Iraq Kurds unveil plan to ramp up oil exports

Iraq Kurds unveil plan to ramp up oil exports

ARBIL - Reuters
Iraq Kurds unveil plan to ramp up oil exports

A member of Kurdish ‘peshmerga’ security forces takes up position with his weapon as he guards an oil refinery on the outskirts of Mosul. REUTERS Photo

Iraq’s self-ruling Kurds outlined plans to swiftly ramp up oil exports now that their forces have seized control of Iraq’s main northern oil fields.

Kurdish Natural Resources Minister Ashti Hawrami told Reuters the Kurds had plans to increase their exports eight-fold by the end of 2015, including pumping oil from the fields taken by Kurdish fighters two weeks ago.

“We expect to be able to export 1 million bpd by the end of next year, including crude from Kirkuk,” he said, although he insisted the Kurds would share the proceeds with Baghdad.

“We want to work with Baghdad under the constitution, and they will get their share of the oil they export from Kirkuk.”

Kurdish oil sales are firmly opposed by the central government in Iraq which says they violate the constitution. Increasing them to such levels would radically alter the balance of power in Iraq, potentially requiring the central government to seek payment from the Kurds for some revenue, rather than the other way around.

Two weeks ago Kurdish “peshmerga” troops took control of Kirkuk – a city Kurds consider their ancestral capital – and outlying rural areas rich in oil, expanding their territory by more than a third.

The Kurds say they were filling a security vacuum after Iraqi troops fled from Sunni fighters of the hardline Islamic State in Iraq and the Levant, who seized the biggest northern city Mosul at the start of a lightning offensive on June 10.

Hawrami told Reuters the fall of Mosul had transformed Iraq, suggesting this would require a new settlement over oil rights.

“Resources and revenues must be shared. But pre-Mosul Iraq has gone and there is now a new reality,” Hawrami said during an interview at his office near Kurdish regional parliament.

Iraqi oil was sold by the government in Baghdad and the Kurdish region given a fixed percentage of the total income. But that deal has unravelled this year after the Kurds began pumping their own smaller amounts of oil to port in Turkey and the central government cut off their share of budget funds. The Kurds sold their first tankers full of oil to Israel last month.

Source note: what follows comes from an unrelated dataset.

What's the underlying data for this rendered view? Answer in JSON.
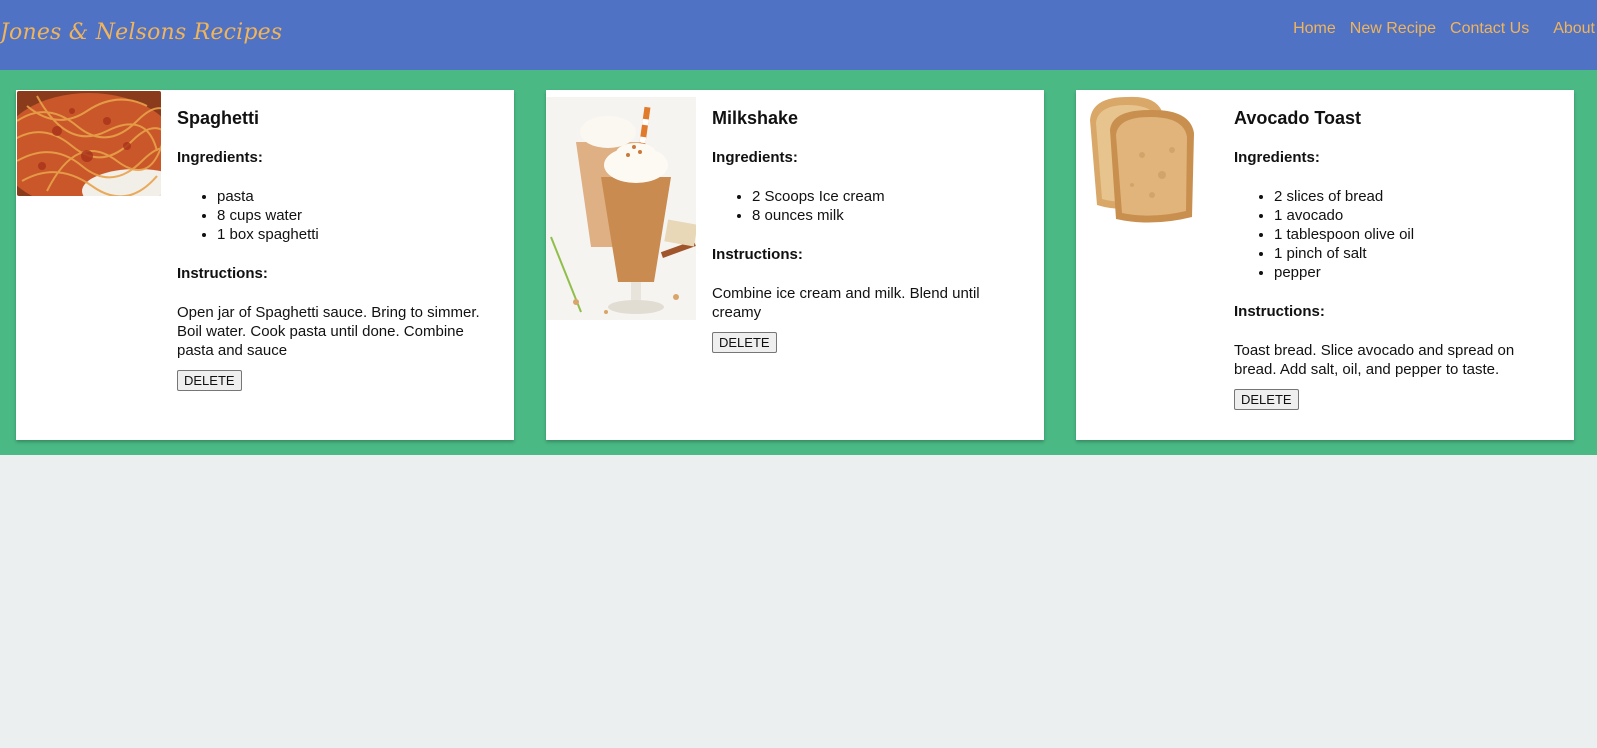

The 125,000 barrels of oil per day the Kurds have so far been able to pump abroad provides only a fraction of the money they have received in the past from Baghdad, but control of the oil fields in Kirkuk could bring a much larger windfall.

Western interest

Western oil firms have rushed to do business with the Kurds, defying blandishments from Baghdad, which says any such deals are illegal. About 20 Western energy executives were waiting to meet Hawrami on June 25 when Reuters visited his office.

“Oil companies and governments around the world are now showing increasing interest in buying our crude. Many have already done so,” he said.

“Baghdad made the same threats when the big energy companies first wanted to come and work here,” Hawrami said. “We know how this plays out.”

He added that the Kurds would not act on their own: “We need to have an agreement with Baghdad. We’re not going to start exporting oil from Kirkuk unilaterally.”

Hawrami said exports could double “within a month or so” to around 250,000 bpd and hit 400,000 bpd by the end of 2014.